"It deals with a very American story, and a very Mexican-American story: How do we deal with our cultural heritage and with personal past tragedy?" muses Kent Thompson, new artistic director of the Denver Center Theatre Company. "How do we face the past, acknowledge who we are and where we come from? Without that, we will never fully realize our future."
September Shoes was partly inspired by Gonzalez's childhood experiences with family on both sides of the border -- a point of view that the playwright has worked hard to bring to light. In the mid-'80s, he sought out new Latino voices as the director of the Hispanic Playwrights Project for the South Coast Repertory in Orange County. By the late '90s, it was Gonz´lez's voice that was being heard, with a string of celebrated plays for both adults and children; September Shoes premiered in New York in 2003. For its Denver run, the play underwent a creative reshaping at the hands of Gonz´lez, director Amy Gonzalez (no relation) and Thompson, who says September Shoes reflects his plan to bring more culturally inclusive new works to the center's stages.

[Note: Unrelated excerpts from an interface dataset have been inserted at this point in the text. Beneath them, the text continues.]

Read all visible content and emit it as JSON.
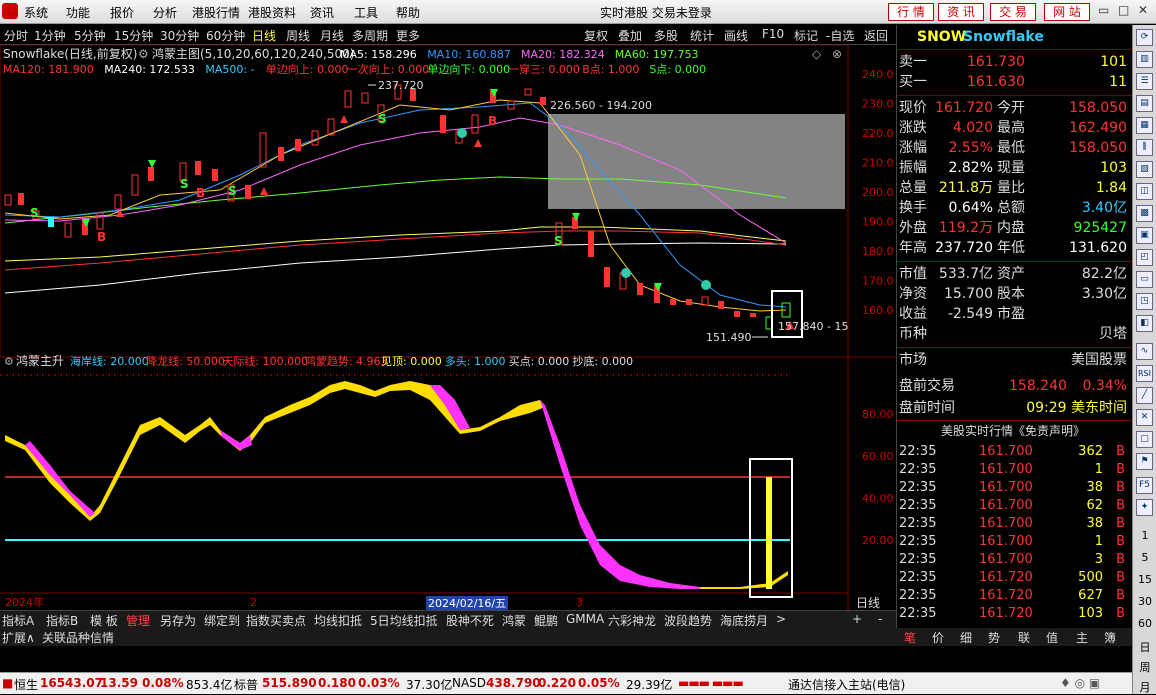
{
  "menu": {
    "items": [
      "系统",
      "功能",
      "报价",
      "分析",
      "港股行情",
      "港股资料",
      "资讯",
      "工具",
      "帮助"
    ],
    "title": "实时港股 交易未登录",
    "buttons": [
      "行 情",
      "资 讯",
      "交 易",
      "网 站"
    ]
  },
  "toolbar": {
    "periods": [
      "分时",
      "1分钟",
      "5分钟",
      "15分钟",
      "30分钟",
      "60分钟",
      "日线",
      "周线",
      "月线",
      "多周期",
      "更多"
    ],
    "active_period": "日线",
    "right_buttons": [
      "复权",
      "叠加",
      "多股",
      "统计",
      "画线",
      "F10",
      "标记",
      "-自选",
      "返回"
    ]
  },
  "main_chart": {
    "title": "Snowflake(日线,前复权)",
    "indicator": "鸿蒙主图(5,10,20,60,120,240,500)",
    "ma_row1": [
      {
        "label": "MA5: 158.296",
        "color": "#ffffff"
      },
      {
        "label": "MA10: 160.887",
        "color": "#3399ff"
      },
      {
        "label": "MA20: 182.324",
        "color": "#ff66ff"
      },
      {
        "label": "MA60: 197.753",
        "color": "#66ff33"
      }
    ],
    "ma_row2": [
      {
        "label": "MA120: 181.900",
        "color": "#ff3333"
      },
      {
        "label": "MA240: 172.533",
        "color": "#ffffff"
      },
      {
        "label": "MA500: -",
        "color": "#33ccff"
      },
      {
        "label": "单边向上: 0.000",
        "color": "#ff3333"
      },
      {
        "label": "一次向上: 0.000",
        "color": "#ff3333"
      },
      {
        "label": "单边向下: 0.000",
        "color": "#33ff33"
      },
      {
        "label": "一穿三: 0.000",
        "color": "#ff3333"
      },
      {
        "label": "B点: 1.000",
        "color": "#ff3333"
      },
      {
        "label": "S点: 0.000",
        "color": "#33ff33"
      }
    ],
    "y_labels": [
      "240.0",
      "230.0",
      "220.0",
      "210.0",
      "200.0",
      "190.0",
      "180.0",
      "170.0",
      "160.0"
    ],
    "annot_high": "237.720",
    "annot_range": "226.560 - 194.200",
    "annot_low": "151.490",
    "annot_last": "157.840 - 15"
  },
  "sub_chart": {
    "title": "鸿蒙主升",
    "params": [
      {
        "label": "海岸线: 20.000",
        "color": "#33ccff"
      },
      {
        "label": "降龙线: 50.000",
        "color": "#ff3333"
      },
      {
        "label": "天际线: 100.000",
        "color": "#ff3333"
      },
      {
        "label": "鸿蒙趋势: 4.963",
        "color": "#ff3333"
      },
      {
        "label": "见顶: 0.000",
        "color": "#ffff33"
      },
      {
        "label": "多头: 1.000",
        "color": "#33ccff"
      },
      {
        "label": "买点: 0.000",
        "color": "#dddddd"
      },
      {
        "label": "抄底: 0.000",
        "color": "#dddddd"
      }
    ],
    "y_labels": [
      "80.00",
      "60.00",
      "40.00",
      "20.00"
    ]
  },
  "x_axis": {
    "labels": [
      "2024年",
      "2",
      "3",
      "2024/02/16/五",
      "3"
    ],
    "period_label": "日线"
  },
  "indicator_tabs": [
    "指标A",
    "指标B",
    "模 板",
    "管理",
    "另存为",
    "绑定到",
    "指数买卖点",
    "均线扣抵",
    "5日均线扣抵",
    "股神不死",
    "鸿蒙",
    "鲲鹏",
    "GMMA",
    "六彩神龙",
    "波段趋势",
    "海底捞月"
  ],
  "active_tab": "管理",
  "tab_extras": [
    ">",
    "+",
    "-"
  ],
  "bottom_left": [
    "扩展∧",
    "关联品种信情"
  ],
  "quote": {
    "symbol": "SNOW",
    "name": "Snowflake",
    "sell1": {
      "label": "卖一",
      "price": "161.730",
      "vol": "101"
    },
    "buy1": {
      "label": "买一",
      "price": "161.630",
      "vol": "11"
    },
    "rows": [
      {
        "l1": "现价",
        "v1": "161.720",
        "c1": "#ff3333",
        "l2": "今开",
        "v2": "158.050",
        "c2": "#ff3333"
      },
      {
        "l1": "涨跌",
        "v1": "4.020",
        "c1": "#ff3333",
        "l2": "最高",
        "v2": "162.490",
        "c2": "#ff3333"
      },
      {
        "l1": "涨幅",
        "v1": "2.55%",
        "c1": "#ff3333",
        "l2": "最低",
        "v2": "158.050",
        "c2": "#ff3333"
      },
      {
        "l1": "振幅",
        "v1": "2.82%",
        "c1": "#ffffff",
        "l2": "现量",
        "v2": "103",
        "c2": "#ffff33"
      },
      {
        "l1": "总量",
        "v1": "211.8万",
        "c1": "#ffff33",
        "l2": "量比",
        "v2": "1.84",
        "c2": "#ffff33"
      },
      {
        "l1": "换手",
        "v1": "0.64%",
        "c1": "#ffffff",
        "l2": "总额",
        "v2": "3.40亿",
        "c2": "#33ccff"
      },
      {
        "l1": "外盘",
        "v1": "119.2万",
        "c1": "#ff3333",
        "l2": "内盘",
        "v2": "925427",
        "c2": "#33ff33"
      },
      {
        "l1": "年高",
        "v1": "237.720",
        "c1": "#ffffff",
        "l2": "年低",
        "v2": "131.620",
        "c2": "#ffffff"
      }
    ],
    "rows2": [
      {
        "l1": "市值",
        "v1": "533.7亿",
        "l2": "资产",
        "v2": "82.2亿"
      },
      {
        "l1": "净资",
        "v1": "15.700",
        "l2": "股本",
        "v2": "3.30亿"
      },
      {
        "l1": "收益",
        "v1": "-2.549",
        "l2": "市盈",
        "v2": ""
      },
      {
        "l1": "币种",
        "v1": "",
        "l2": "",
        "v2": "贝塔"
      }
    ],
    "market_label": "市场",
    "market_value": "美国股票",
    "premarket_label": "盘前交易",
    "premarket_price": "158.240",
    "premarket_pct": "0.34%",
    "pretime_label": "盘前时间",
    "pretime_value": "09:29 美东时间",
    "ticks_title": "美股实时行情《免责声明》",
    "ticks": [
      {
        "t": "22:35",
        "p": "161.700",
        "v": "362",
        "s": "B"
      },
      {
        "t": "22:35",
        "p": "161.700",
        "v": "1",
        "s": "B"
      },
      {
        "t": "22:35",
        "p": "161.700",
        "v": "38",
        "s": "B"
      },
      {
        "t": "22:35",
        "p": "161.700",
        "v": "62",
        "s": "B"
      },
      {
        "t": "22:35",
        "p": "161.700",
        "v": "38",
        "s": "B"
      },
      {
        "t": "22:35",
        "p": "161.700",
        "v": "1",
        "s": "B"
      },
      {
        "t": "22:35",
        "p": "161.700",
        "v": "3",
        "s": "B"
      },
      {
        "t": "22:35",
        "p": "161.720",
        "v": "500",
        "s": "B"
      },
      {
        "t": "22:35",
        "p": "161.720",
        "v": "627",
        "s": "B"
      },
      {
        "t": "22:35",
        "p": "161.720",
        "v": "103",
        "s": "B"
      }
    ],
    "tabs": [
      "笔",
      "价",
      "细",
      "势",
      "联",
      "值",
      "主",
      "簿"
    ],
    "active_tab": "笔"
  },
  "right_sidebar": {
    "icons": [
      "RSI"
    ],
    "nums": [
      "1",
      "5",
      "15",
      "30",
      "60",
      "日",
      "周",
      "月"
    ]
  },
  "bottom": {
    "hs_label": "恒生",
    "hs_val": "16543.07",
    "hs_chg": "13.59",
    "hs_pct": "0.08%",
    "hs_amt": "853.4亿",
    "sp_label": "标普",
    "sp_val": "515.890",
    "sp_chg": "0.180",
    "sp_pct": "0.03%",
    "sp_amt": "37.30亿",
    "nq_label": "NASD",
    "nq_val": "438.790",
    "nq_chg": "0.220",
    "nq_pct": "0.05%",
    "nq_amt": "29.39亿",
    "status": "通达信接入主站(电信)"
  },
  "colors": {
    "up": "#ff3333",
    "down": "#33ffff",
    "ma5": "#ffffff",
    "ma10": "#3399ff",
    "ma20": "#ff66ff",
    "ma60": "#66ff33",
    "ma120": "#ff3333",
    "ma240": "#ffff66",
    "ma500": "#33ffcc"
  }
}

"It's a remarkable play by a leading Mexican-American playwright, directed by a gifted Latina director," Thompson says. "You're seeing the new DCTC: a Latino play directed by a woman."